──────── Material provided

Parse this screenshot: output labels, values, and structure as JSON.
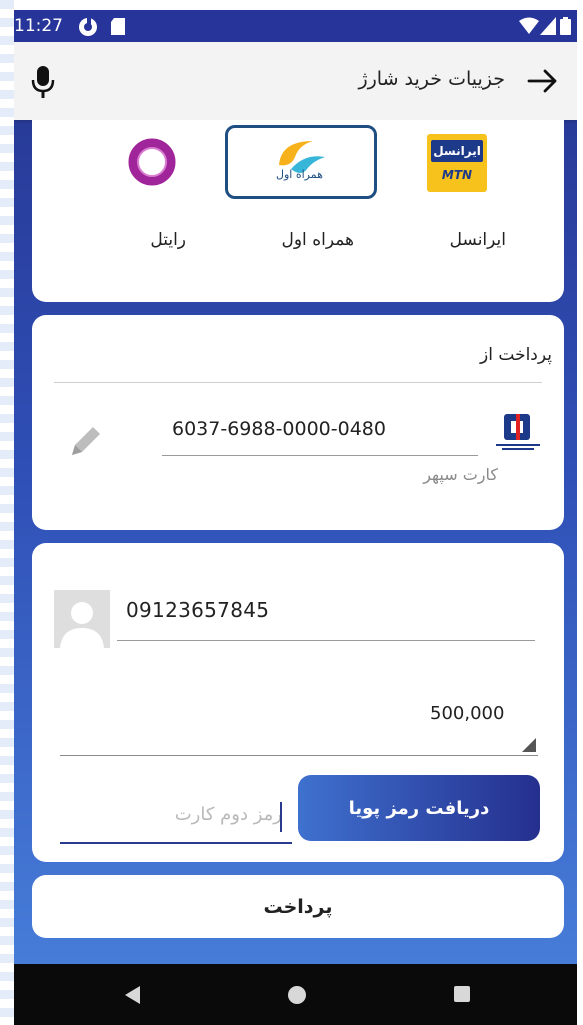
{
  "status_bar": {
    "time": "11:27"
  },
  "app_bar": {
    "title": "جزییات خرید شارژ"
  },
  "operators": {
    "irancell": {
      "label": "ایرانسل",
      "logo_text": "ایرانسل",
      "logo_sub": "MTN"
    },
    "hamrah_aval": {
      "label": "همراه اول",
      "logo_text": "همراه اول",
      "selected": true
    },
    "rightel": {
      "label": "رایتل"
    }
  },
  "payment_source": {
    "title": "پرداخت از",
    "card_number": "6037-6988-0000-0480",
    "card_name": "کارت سپهر",
    "bank_icon": "bank-saderat-logo"
  },
  "recipient": {
    "phone_number": "09123657845",
    "amount": "500,000"
  },
  "otp_button": {
    "label": "دریافت رمز پویا"
  },
  "second_pin": {
    "placeholder": "رمز دوم کارت"
  },
  "pay_button": {
    "label": "پرداخت"
  },
  "colors": {
    "primary_dark": "#252f8e",
    "primary_light": "#3f71cf",
    "selected_border": "#1f4e82",
    "rightel_purple": "#a0259b",
    "irancell_yellow": "#f7c21b"
  }
}
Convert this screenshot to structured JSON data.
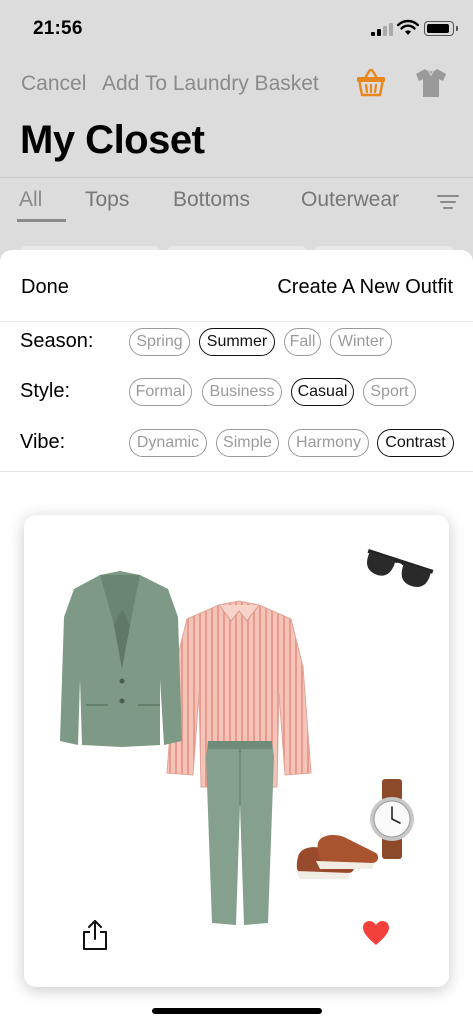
{
  "status_bar": {
    "time": "21:56"
  },
  "nav": {
    "cancel_label": "Cancel",
    "laundry_label": "Add To Laundry Basket",
    "basket_icon": "basket-icon",
    "shirt_icon": "shirt-icon",
    "accent_color": "#E8871E"
  },
  "page": {
    "title": "My Closet"
  },
  "tabs": [
    {
      "label": "All",
      "active": true
    },
    {
      "label": "Tops",
      "active": false
    },
    {
      "label": "Bottoms",
      "active": false
    },
    {
      "label": "Outerwear",
      "active": false
    }
  ],
  "sheet": {
    "done_label": "Done",
    "create_label": "Create A New Outfit",
    "attributes": [
      {
        "label": "Season:",
        "options": [
          "Spring",
          "Summer",
          "Fall",
          "Winter"
        ],
        "selected": "Summer"
      },
      {
        "label": "Style:",
        "options": [
          "Formal",
          "Business",
          "Casual",
          "Sport"
        ],
        "selected": "Casual"
      },
      {
        "label": "Vibe:",
        "options": [
          "Dynamic",
          "Simple",
          "Harmony",
          "Contrast"
        ],
        "selected": "Contrast"
      }
    ]
  },
  "outfit": {
    "items": [
      "green-blazer",
      "pink-striped-shirt",
      "green-trousers",
      "sunglasses",
      "watch",
      "brown-brogues"
    ],
    "favorite": true,
    "heart_color": "#F4403A"
  }
}
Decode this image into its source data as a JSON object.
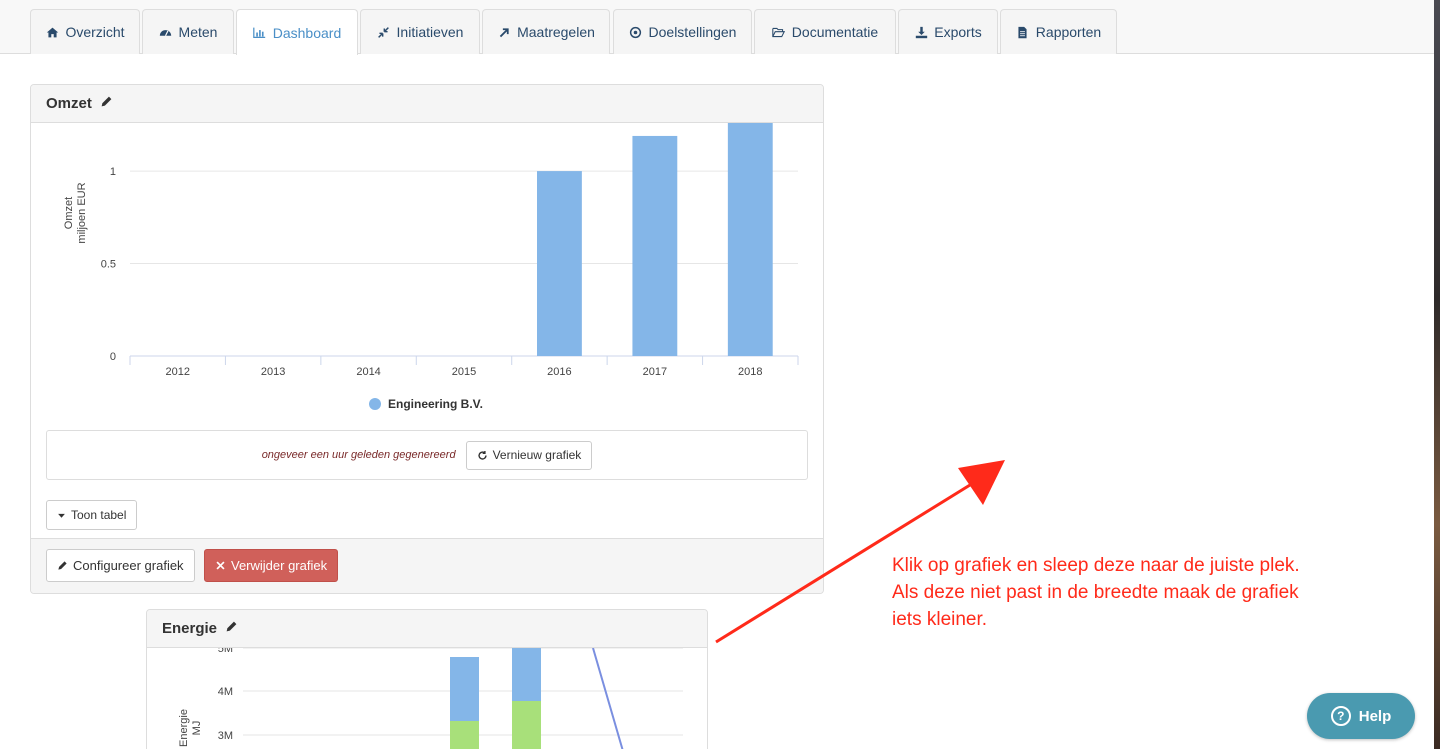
{
  "tabs": [
    {
      "label": "Overzicht",
      "icon": "home-icon"
    },
    {
      "label": "Meten",
      "icon": "dashboard-gauge-icon"
    },
    {
      "label": "Dashboard",
      "icon": "bar-chart-icon",
      "active": true
    },
    {
      "label": "Initiatieven",
      "icon": "compress-arrows-icon"
    },
    {
      "label": "Maatregelen",
      "icon": "arrow-up-right-icon"
    },
    {
      "label": "Doelstellingen",
      "icon": "target-icon"
    },
    {
      "label": "Documentatie",
      "icon": "folder-open-icon"
    },
    {
      "label": "Exports",
      "icon": "download-icon"
    },
    {
      "label": "Rapporten",
      "icon": "file-text-icon"
    }
  ],
  "omzet_panel": {
    "title": "Omzet",
    "generated_text": "ongeveer een uur geleden gegenereerd",
    "refresh_label": "Vernieuw grafiek",
    "toggle_table_label": "Toon tabel",
    "configure_label": "Configureer grafiek",
    "delete_label": "Verwijder grafiek"
  },
  "energie_panel": {
    "title": "Energie"
  },
  "annotation": {
    "lines": [
      "Klik op grafiek en sleep deze naar de juiste plek.",
      "Als deze niet past in de breedte maak de grafiek",
      "iets kleiner."
    ],
    "color": "#ff2a1a"
  },
  "help_label": "Help",
  "chart_data": [
    {
      "type": "bar",
      "ylabel": "Omzet",
      "ylabel_unit": "miljoen EUR",
      "categories": [
        "2012",
        "2013",
        "2014",
        "2015",
        "2016",
        "2017",
        "2018"
      ],
      "series": [
        {
          "name": "Engineering B.V.",
          "values": [
            null,
            null,
            null,
            null,
            1.0,
            1.19,
            1.26
          ],
          "color": "#84b6e8"
        }
      ],
      "yticks": [
        "0",
        "0.5",
        "1"
      ],
      "ylim": [
        0,
        1.26
      ],
      "grid": true,
      "legend": "bottom"
    },
    {
      "type": "bar",
      "ylabel": "Energie",
      "ylabel_unit": "MJ",
      "yticks": [
        "3M",
        "4M",
        "5M"
      ],
      "series_colors": [
        "#84b6e8",
        "#a8e07a",
        "#7a8fe0"
      ],
      "legend": "none"
    }
  ]
}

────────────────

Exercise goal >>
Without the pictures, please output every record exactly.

Answer to this exercise >>
Parse this screenshot: output labels, values, and structure as JSON.
{
  "status_bar": {
    "time": "11:27"
  },
  "app_bar": {
    "title": "جزییات خرید شارژ"
  },
  "operators": {
    "irancell": {
      "label": "ایرانسل",
      "logo_text": "ایرانسل",
      "logo_sub": "MTN"
    },
    "hamrah_aval": {
      "label": "همراه اول",
      "logo_text": "همراه اول",
      "selected": true
    },
    "rightel": {
      "label": "رایتل"
    }
  },
  "payment_source": {
    "title": "پرداخت از",
    "card_number": "6037-6988-0000-0480",
    "card_name": "کارت سپهر",
    "bank_icon": "bank-saderat-logo"
  },
  "recipient": {
    "phone_number": "09123657845",
    "amount": "500,000"
  },
  "otp_button": {
    "label": "دریافت رمز پویا"
  },
  "second_pin": {
    "placeholder": "رمز دوم کارت"
  },
  "pay_button": {
    "label": "پرداخت"
  },
  "colors": {
    "primary_dark": "#252f8e",
    "primary_light": "#3f71cf",
    "selected_border": "#1f4e82",
    "rightel_purple": "#a0259b",
    "irancell_yellow": "#f7c21b"
  }
}
Convert this screenshot to structured JSON data.
{
  "status_bar": {
    "time": "21:56"
  },
  "nav": {
    "cancel_label": "Cancel",
    "laundry_label": "Add To Laundry Basket",
    "basket_icon": "basket-icon",
    "shirt_icon": "shirt-icon",
    "accent_color": "#E8871E"
  },
  "page": {
    "title": "My Closet"
  },
  "tabs": [
    {
      "label": "All",
      "active": true
    },
    {
      "label": "Tops",
      "active": false
    },
    {
      "label": "Bottoms",
      "active": false
    },
    {
      "label": "Outerwear",
      "active": false
    }
  ],
  "sheet": {
    "done_label": "Done",
    "create_label": "Create A New Outfit",
    "attributes": [
      {
        "label": "Season:",
        "options": [
          "Spring",
          "Summer",
          "Fall",
          "Winter"
        ],
        "selected": "Summer"
      },
      {
        "label": "Style:",
        "options": [
          "Formal",
          "Business",
          "Casual",
          "Sport"
        ],
        "selected": "Casual"
      },
      {
        "label": "Vibe:",
        "options": [
          "Dynamic",
          "Simple",
          "Harmony",
          "Contrast"
        ],
        "selected": "Contrast"
      }
    ]
  },
  "outfit": {
    "items": [
      "green-blazer",
      "pink-striped-shirt",
      "green-trousers",
      "sunglasses",
      "watch",
      "brown-brogues"
    ],
    "favorite": true,
    "heart_color": "#F4403A"
  }
}
Decode this image into its source data as a JSON object.
{
  "tabs": [
    {
      "label": "Overzicht",
      "icon": "home-icon"
    },
    {
      "label": "Meten",
      "icon": "dashboard-gauge-icon"
    },
    {
      "label": "Dashboard",
      "icon": "bar-chart-icon",
      "active": true
    },
    {
      "label": "Initiatieven",
      "icon": "compress-arrows-icon"
    },
    {
      "label": "Maatregelen",
      "icon": "arrow-up-right-icon"
    },
    {
      "label": "Doelstellingen",
      "icon": "target-icon"
    },
    {
      "label": "Documentatie",
      "icon": "folder-open-icon"
    },
    {
      "label": "Exports",
      "icon": "download-icon"
    },
    {
      "label": "Rapporten",
      "icon": "file-text-icon"
    }
  ],
  "omzet_panel": {
    "title": "Omzet",
    "generated_text": "ongeveer een uur geleden gegenereerd",
    "refresh_label": "Vernieuw grafiek",
    "toggle_table_label": "Toon tabel",
    "configure_label": "Configureer grafiek",
    "delete_label": "Verwijder grafiek"
  },
  "energie_panel": {
    "title": "Energie"
  },
  "annotation": {
    "lines": [
      "Klik op grafiek en sleep deze naar de juiste plek.",
      "Als deze niet past in de breedte maak de grafiek",
      "iets kleiner."
    ],
    "color": "#ff2a1a"
  },
  "help_label": "Help",
  "chart_data": [
    {
      "type": "bar",
      "ylabel": "Omzet",
      "ylabel_unit": "miljoen EUR",
      "categories": [
        "2012",
        "2013",
        "2014",
        "2015",
        "2016",
        "2017",
        "2018"
      ],
      "series": [
        {
          "name": "Engineering B.V.",
          "values": [
            null,
            null,
            null,
            null,
            1.0,
            1.19,
            1.26
          ],
          "color": "#84b6e8"
        }
      ],
      "yticks": [
        "0",
        "0.5",
        "1"
      ],
      "ylim": [
        0,
        1.26
      ],
      "grid": true,
      "legend": "bottom"
    },
    {
      "type": "bar",
      "ylabel": "Energie",
      "ylabel_unit": "MJ",
      "yticks": [
        "3M",
        "4M",
        "5M"
      ],
      "series_colors": [
        "#84b6e8",
        "#a8e07a",
        "#7a8fe0"
      ],
      "legend": "none"
    }
  ]
}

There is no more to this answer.